Biofilms and Biofouling
In general, four types of fouling can be considered: biological, corrosion, particulate, and precipitation fouling. Biological and corrosion types of fouling are mediated by microorganisms adhered to metal surfaces or embedded in a gelatinous organic matrix called biofilm. Biofilms behave as structured assemblages of microorganisms embedded in exopolymers. They are also complex communities consisting of colonies, consortia, newly arrived cells, dying cells, extracellular products, polymers, and trapped inorganic material. Immediately after its immersion in seawater, a metal surface undergoes a sequence of biological and chemical changes that lead to biofouling formation and may lead to metal protection. In the presence of a biofilm, the biologically and electrochemically conditioned interface is the result of interactions between corrosion product layers and the various components of microbial films.
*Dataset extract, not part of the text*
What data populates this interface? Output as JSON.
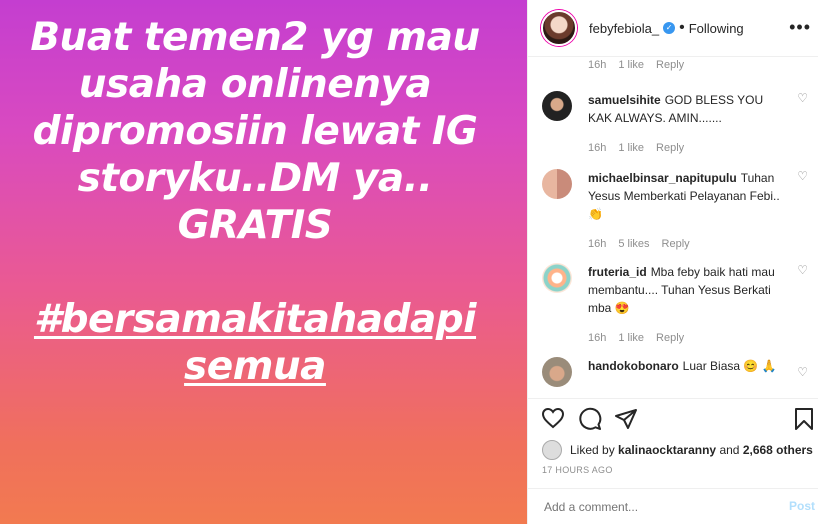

Abiotic corrosion processes probably influence the rate, extent, and distribution of colonizing microbial species, as well as the chemical composition and physical properties of the resulting biofilm.